Regardless of how big or little a deal you believe the COVID-19 outbreak to be, it is having an impact on the global economy. Travel is coming to a halt, oil prices are dropping and people are asked to work from home. While most of our attention is justly on how to care for the infected, stanch the spread and keep ourselves safe, businesses must also look at the implications for day-to-day operations.
Conferences are being canceled left and right, which means a lot of training events are also being postponed or canceled. This can put a nasty kink in any well-considered learning program. Do you have a contingency plan? As your people are told to work from home and limit travel, will you still able to provide development opportunities in an online, on-demand environment?
For organizations that already rely heavily on virtual learning and on-demand eLearning, this event could have very little impact. But we’ve seen in our research that the number one way companies deliver training is in-person, instructor-led training. Right now, the last thing we need is anything that’s “hands-on.”
Quickly converting in-person classes, sessions or workshops to virtual would be a good first step. But how adept are your in-person instructors at facilitating virtual sessions? They do not necessarily require the same skillset, so ensure you have the right people running these sessions.
Many organizations have been digitally transforming for some time; converting ILT content to online assets. This outbreak may force them to kick those efforts into high gear. At least one provider is offering emergency conversion services in light of the COVID-19 issue. AllenComm has rolled out a Rapid Response Initiative to help its clients mitigate any disruptions. According to AllenCom CEO Ron Zamir, “In these times it’s critical for any company like AllenComm to think outside the box to help our clients meet new demands.”
Challenges like this can have far-reaching implications, even for learning. As learning paths are put on hold and delayed, any outcomes that were to be achieved will also be delayed. It is not just learning completion that could suffer, but the business itself. Implications could be felt months or even years after this situation has been resolved. And while it may be too late to prevent disruptions, the effort can at least help right now and lay a foundation of preparedness for the next challenge.
What’s your plan?
Do you have a best practice you can share?
Have you implemented talent management, learning, or training programs that have helped your company during the coronavirus? Please share your story with us at email@example.com, and if possible, send screenshots or public links. We have seen many solution providers step up with technologies and courses, but we are looking for corporate and government organizations examples.

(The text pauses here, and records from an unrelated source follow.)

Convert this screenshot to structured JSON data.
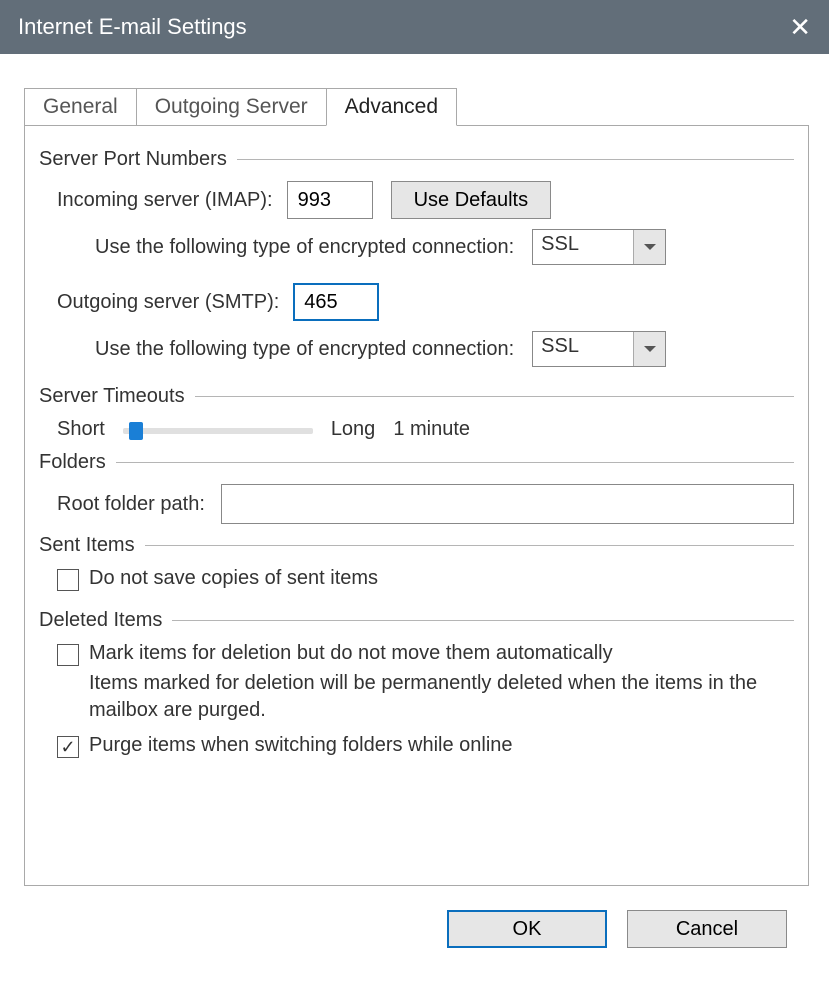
{
  "window": {
    "title": "Internet E-mail Settings"
  },
  "tabs": {
    "general": "General",
    "outgoing": "Outgoing Server",
    "advanced": "Advanced"
  },
  "server_ports": {
    "group_label": "Server Port Numbers",
    "incoming_label": "Incoming server (IMAP):",
    "incoming_value": "993",
    "use_defaults_btn": "Use Defaults",
    "incoming_enc_label": "Use the following type of encrypted connection:",
    "incoming_enc_value": "SSL",
    "outgoing_label": "Outgoing server (SMTP):",
    "outgoing_value": "465",
    "outgoing_enc_label": "Use the following type of encrypted connection:",
    "outgoing_enc_value": "SSL"
  },
  "timeouts": {
    "group_label": "Server Timeouts",
    "short_label": "Short",
    "long_label": "Long",
    "value_label": "1 minute"
  },
  "folders": {
    "group_label": "Folders",
    "root_label": "Root folder path:",
    "root_value": ""
  },
  "sent": {
    "group_label": "Sent Items",
    "dont_save_label": "Do not save copies of sent items",
    "dont_save_checked": false
  },
  "deleted": {
    "group_label": "Deleted Items",
    "mark_label": "Mark items for deletion but do not move them automatically",
    "mark_checked": false,
    "hint": "Items marked for deletion will be permanently deleted when the items in the mailbox are purged.",
    "purge_label": "Purge items when switching folders while online",
    "purge_checked": true
  },
  "buttons": {
    "ok": "OK",
    "cancel": "Cancel"
  }
}
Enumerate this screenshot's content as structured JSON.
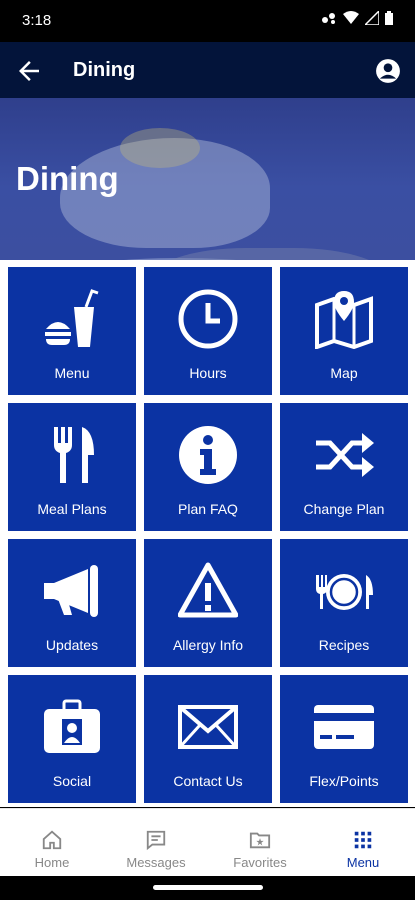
{
  "status_bar": {
    "time": "3:18"
  },
  "app_bar": {
    "title": "Dining"
  },
  "hero": {
    "title": "Dining"
  },
  "tiles": [
    {
      "label": "Menu",
      "icon": "fast-food-icon"
    },
    {
      "label": "Hours",
      "icon": "clock-icon"
    },
    {
      "label": "Map",
      "icon": "map-icon"
    },
    {
      "label": "Meal Plans",
      "icon": "fork-knife-icon"
    },
    {
      "label": "Plan FAQ",
      "icon": "info-icon"
    },
    {
      "label": "Change Plan",
      "icon": "shuffle-icon"
    },
    {
      "label": "Updates",
      "icon": "megaphone-icon"
    },
    {
      "label": "Allergy Info",
      "icon": "warning-icon"
    },
    {
      "label": "Recipes",
      "icon": "plate-icon"
    },
    {
      "label": "Social",
      "icon": "id-badge-icon"
    },
    {
      "label": "Contact Us",
      "icon": "envelope-icon"
    },
    {
      "label": "Flex/Points",
      "icon": "credit-card-icon"
    }
  ],
  "bottom_nav": [
    {
      "label": "Home",
      "icon": "home-icon"
    },
    {
      "label": "Messages",
      "icon": "messages-icon"
    },
    {
      "label": "Favorites",
      "icon": "favorites-icon"
    },
    {
      "label": "Menu",
      "icon": "grid-menu-icon",
      "active": true
    }
  ],
  "colors": {
    "tile": "#0b33a3",
    "app_bar": "#03143a",
    "active_nav": "#0b33a3",
    "inactive_nav": "#888888"
  }
}
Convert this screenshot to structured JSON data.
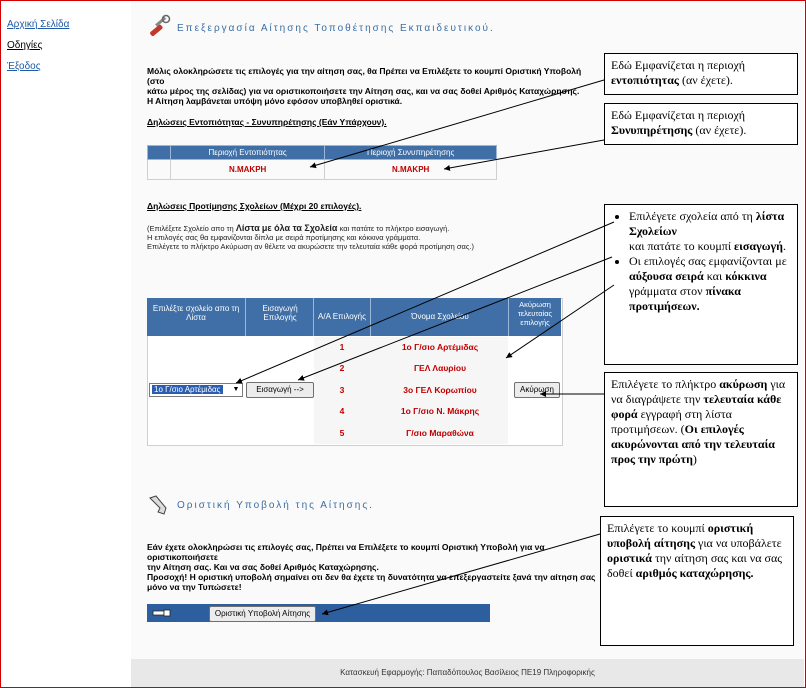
{
  "nav": {
    "home": "Αρχική Σελίδα",
    "help": "Οδηγίες",
    "exit": "Έξοδος"
  },
  "header": {
    "title": "Επεξεργασία Αίτησης Τοποθέτησης Εκπαιδευτικού."
  },
  "intro": {
    "line1": "Μόλις ολοκληρώσετε τις επιλογές για την αίτηση σας, θα Πρέπει να Επιλέξετε το κουμπί Οριστική Υποβολή (στο",
    "line2": "κάτω μέρος της σελίδας) για να οριστικοποιήσετε την Αίτηση σας, και να σας δοθεί Αριθμός Καταχώρησης.",
    "line3": "Η Αίτηση λαμβάνεται υπόψη μόνο εφόσον υποβληθεί οριστικά."
  },
  "declarations": {
    "title": "Δηλώσεις Εντοπιότητας - Συνυπηρέτησης (Εάν Υπάρχουν).",
    "col1": "Περιοχή Εντοπιότητας",
    "col2": "Περιοχή Συνυπηρέτησης",
    "val1": "Ν.ΜΑΚΡΗ",
    "val2": "Ν.ΜΑΚΡΗ"
  },
  "preferences": {
    "title": "Δηλώσεις Προτίμησης Σχολείων (Μέχρι 20 επιλογές).",
    "help1a": "(Επιλέξετε Σχολείο απο τη",
    "help1b": "Λίστα",
    "help1c": "με όλα τα Σχολεία",
    "help1d": "και πατάτε το πλήκτρο εισαγωγή.",
    "help2": "Η επιλογές σας θα εμφανίζονται δίπλα με σειρά προτίμησης και κόκκινα γράμματα.",
    "help3": "Επιλέγετε το πλήκτρο Ακύρωση αν θέλετε να ακυρώσετε την τελευταία κάθε φορά προτίμηση σας.)",
    "headers": [
      "Επιλέξτε σχολείο απο τη Λίστα",
      "Εισαγωγή Επιλογής",
      "Α/Α Επιλογής",
      "Όνομα Σχολείου",
      "Ακύρωση τελευταίας επιλογής"
    ],
    "rows": [
      {
        "num": "1",
        "school": "1ο Γ/σιο Αρτέμιδας"
      },
      {
        "num": "2",
        "school": "ΓΕΛ Λαυρίου"
      },
      {
        "num": "3",
        "school": "3ο ΓΕΛ Κορωπίου"
      },
      {
        "num": "4",
        "school": "1ο Γ/σιο Ν. Μάκρης"
      },
      {
        "num": "5",
        "school": "Γ/σιο Μαραθώνα"
      }
    ],
    "select_value": "1ο Γ/σιο Αρτέμιδας",
    "insert_button": "Εισαγωγή -->",
    "cancel_button": "Ακύρωση"
  },
  "submit": {
    "title": "Οριστική Υποβολή της Αίτησης.",
    "line1": "Εάν έχετε ολοκληρώσει τις επιλογές σας, Πρέπει να Επιλέξετε το κουμπί Οριστική Υποβολή για να οριστικοποιήσετε",
    "line2": "την Αίτηση σας. Και να σας δοθεί Αριθμός Καταχώρησης.",
    "line3": "Προσοχή! Η οριστική υποβολή σημαίνει οτι δεν θα έχετε τη δυνατότητα να επεξεργαστείτε ξανά την αίτηση σας",
    "line4": "μόνο να την Τυπώσετε!",
    "button": "Οριστική Υποβολή Αίτησης"
  },
  "footer": "Κατασκευή Εφαρμογής: Παπαδόπουλος Βασίλειος ΠΕ19 Πληροφορικής",
  "callouts": {
    "c1a": "Εδώ Εμφανίζεται η περιοχή",
    "c1b": "εντοπιότητας",
    "c1c": "(αν έχετε).",
    "c2a": "Εδώ Εμφανίζεται η περιοχή",
    "c2b": "Συνυπηρέτησης",
    "c2c": "(αν έχετε).",
    "c3_1a": "Επιλέγετε σχολεία από τη",
    "c3_1b": "λίστα",
    "c3_1c": "Σχολείων",
    "c3_2a": "και πατάτε το κουμπί",
    "c3_2b": "εισαγωγή",
    "c3_3a": "Οι επιλογές σας εμφανίζονται με",
    "c3_3b": "αύξουσα σειρά",
    "c3_3c": "και",
    "c3_3d": "κόκκινα",
    "c3_3e": "γράμματα στον",
    "c3_3f": "πίνακα προτιμήσεων.",
    "c4a": "Επιλέγετε το πλήκτρο",
    "c4b": "ακύρωση",
    "c4c": "για να διαγράψετε την",
    "c4d": "τελευταία κάθε φορά",
    "c4e": "εγγραφή στη λίστα προτιμήσεων. (",
    "c4f": "Οι επιλογές ακυρώνονται από την τελευταία προς την πρώτη",
    "c4g": ")",
    "c5a": "Επιλέγετε το κουμπί",
    "c5b": "οριστική υποβολή αίτησης",
    "c5c": "για να υποβάλετε",
    "c5d": "οριστικά",
    "c5e": "την αίτηση σας και να σας δοθεί",
    "c5f": "αριθμός καταχώρησης."
  },
  "icons": {
    "header": "wrench-icon",
    "submit": "hand-pointer-icon"
  },
  "colors": {
    "table_header": "#3f6fa6",
    "selected_red": "#c00000",
    "link_blue": "#1e5aa8",
    "frame_red": "#d00000"
  }
}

As all organizations respond to the threat of the coronavirus (COVID-19), human capital management functions have important roles to play. Brandon Hall Group is conducting a pulse survey, and talking to organizations to better understand how HR and learning are contributing to find a global solution for outbreak. Participate in our pulse survey click here.